[INSTRUCTIONS TO FOLLOW] Take every line from the entries below that includes the word "chevron" and copy it.

[PROVIDED DATA]
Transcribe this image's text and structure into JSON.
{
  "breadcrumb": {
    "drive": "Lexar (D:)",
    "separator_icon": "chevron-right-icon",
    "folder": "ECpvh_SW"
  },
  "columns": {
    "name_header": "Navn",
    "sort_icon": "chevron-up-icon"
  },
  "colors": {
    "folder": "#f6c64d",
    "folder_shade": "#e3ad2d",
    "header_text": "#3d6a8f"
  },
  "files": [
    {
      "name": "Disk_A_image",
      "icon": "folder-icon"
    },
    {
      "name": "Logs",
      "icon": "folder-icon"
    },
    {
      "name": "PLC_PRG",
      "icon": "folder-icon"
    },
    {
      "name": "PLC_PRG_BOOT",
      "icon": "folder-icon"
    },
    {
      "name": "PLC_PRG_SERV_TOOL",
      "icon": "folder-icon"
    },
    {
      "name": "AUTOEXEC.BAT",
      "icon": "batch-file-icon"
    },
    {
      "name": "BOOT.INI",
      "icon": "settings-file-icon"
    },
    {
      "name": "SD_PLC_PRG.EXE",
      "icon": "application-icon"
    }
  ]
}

[EXPECTED ANSWER]
    "separator_icon": "chevron-right-icon",
    "sort_icon": "chevron-up-icon"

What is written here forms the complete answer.